gdal_retile - Retiles a set of tiles and/or build tiled pyramid levels. [-v] [-co NAME=VALUE]* [-of out_format] [-ps pixelWidth pixelHeight]

[-overlap val_in_pixel]
[-ot {Byte/Int16/UInt16/UInt32/Int32/Float32/Float64/
[ -tileIndex tileIndexName [-tileIndexField tileIndexFieldName]]
[ -csv fileName [-csvDelim delimiter]]
[-s_srs srs_def] [-pyramidOnly]
[-r {near/bilinear/cubic/cubicspline/lanczos}]
-levels numberoflevels
[-useDirForEachRow] [-resume]
-targetDir TileDirectory input_files

This utility will retile a set of input tile(s). All the input tile(s) must be georeferenced in the same coordinate system and have a matching number of bands. Optionally pyramid levels are generated. It is possible to generate shape file(s) for the tiled output.

If your number of input tiles exhausts the command line buffer, use the general --optfile option

The directory where the tile result is created. Pyramids are stored in sub-directories numbered from 1. Created tile names have a numbering schema and contain the name of the source tiles(s)
Select the output format. Starting with GDAL 2.3, if not specified, the format is guessed from the extension (previously was GTiff). Use the short format name.
Many formats have one or more optional creation options that can be used to control particulars about the file created. For instance, the GeoTIFF driver supports creation options to control compression, and whether the file should be tiled.

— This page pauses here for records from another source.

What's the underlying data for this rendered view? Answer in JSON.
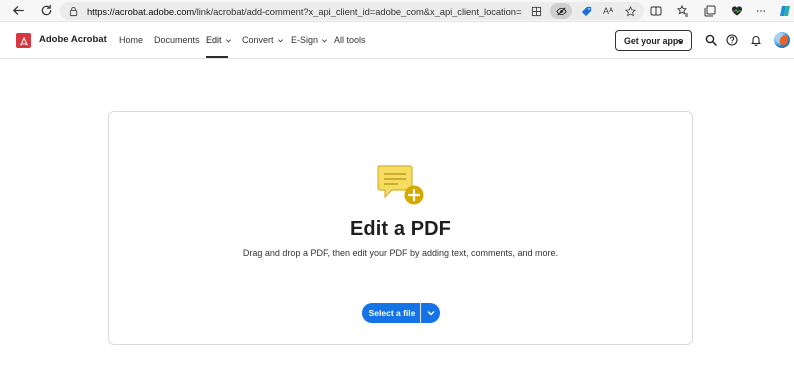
{
  "browser": {
    "url_host": "https://acrobat.adobe.com",
    "url_path": "/link/acrobat/add-comment?x_api_client_id=adobe_com&x_api_client_location=add_comme...",
    "reader_label": "Aᴬ"
  },
  "header": {
    "brand": "Adobe Acrobat",
    "nav": [
      {
        "label": "Home"
      },
      {
        "label": "Documents"
      },
      {
        "label": "Edit"
      },
      {
        "label": "Convert"
      },
      {
        "label": "E-Sign"
      },
      {
        "label": "All tools"
      }
    ],
    "active_nav": "Edit",
    "get_apps_label": "Get your apps"
  },
  "main": {
    "title": "Edit a PDF",
    "subtitle": "Drag and drop a PDF, then edit your PDF by adding text, comments, and more.",
    "select_button_label": "Select a file"
  },
  "colors": {
    "brand_red": "#d7373f",
    "accent_blue": "#1473e6",
    "hero_yellow": "#f6dd5f",
    "hero_plus": "#d4a900"
  },
  "icons": [
    "back-icon",
    "refresh-icon",
    "lock-icon",
    "grid-icon",
    "eye-off-icon",
    "tag-icon",
    "read-aloud-icon",
    "favorite-icon",
    "split-screen-icon",
    "favorites-icon",
    "collections-icon",
    "heart-pulse-icon",
    "copilot-icon",
    "search-icon",
    "help-icon",
    "bell-icon"
  ]
}
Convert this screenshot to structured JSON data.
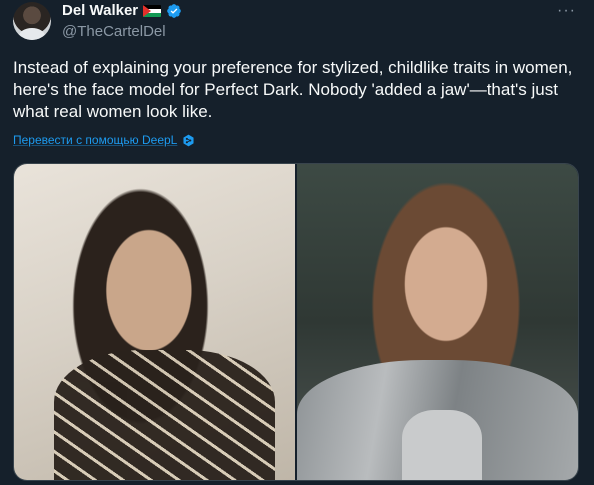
{
  "tweet": {
    "author_name": "Del Walker",
    "author_handle": "@TheCartelDel",
    "more_icon": "···",
    "text": "Instead of explaining your preference for stylized, childlike traits in women, here's the face model for Perfect Dark. Nobody 'added a jaw'—that's just what real women look like.",
    "translate_label": "Перевести с помощью DeepL",
    "media_count": 2
  },
  "colors": {
    "background": "#15202b",
    "text": "#f7f9f9",
    "secondary_text": "#8b98a5",
    "accent": "#1d9bf0",
    "verified": "#1d9bf0"
  },
  "icons": {
    "flag": "palestine-flag-icon",
    "verified": "verified-badge-icon",
    "translate": "deepl-icon"
  }
}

The creation options available vary by format driver, and some simple formats have no creation options at all. A list of options supported for a format can be listed with the --formats command line option but the documentation for the format is the definitive source of information on driver creation options. See raster_drivers format specific documentation for legal creation options for each format.

Force the output image bands to have a specific data type supported by the driver, which may be one of the following: Byte, UInt16, Int16, UInt32, Int32, Float32, Float64, CInt16, CInt32, CFloat32 or CFloat64.
Pixel size to be used for the output file. If not specified, 256 x 256 is the default
Overlap in pixels between consecutive tiles. If not specified, 0 is the default

New in version 2.2.

Number of pyramids levels to build.
Generate verbose output of tile operations as they are done.
No retiling, build only the pyramids
Resampling algorithm, default is near
Source spatial reference to use. The coordinate systems that can be passed are anything supported by the OGRSpatialReference.SetFromUserInput() call, which includes EPSG, PCS, and GCSes (i.e. EPSG:4296), PROJ.4 declarations (as above), or the name of a .prj file containing well known text. If no srs_def is given, the srs_def of the source tiles is used (if there is any). The srs_def will be propagated to created tiles (if possible) and to the optional shape file(s)
The name of shape file containing the result tile(s) index
The name of the attribute containing the tile name
The name of the csv file containing the tile(s) georeferencing information. The file contains 5 columns: tilename,minx,maxx,miny,maxy
The column delimiter used in the CSV file, default value is a semicolon ";"
Normally the tiles of the base image are stored as described in -targetDir. For large images, some file systems have performance problems if the number of files in a directory is to big, causing gdal_retile not to finish in reasonable time. Using this parameter creates a different output structure. The tiles of the base image are stored in a sub-directory called 0, the pyramids in sub-directories numbered 1,2,.... Within each of these directories another level of sub-directories is created, numbered from 0...n, depending of how many tile rows are needed for each level. Finally, a directory contains only the tiles for one row for a specific level. For large images a performance improvement of a factor N could be achieved.
Resume mode. Generate only missing files.

NOTE: is a Python script, and will only work if GDAL was built with Python support.

Christian Mueller <>


October 8, 2021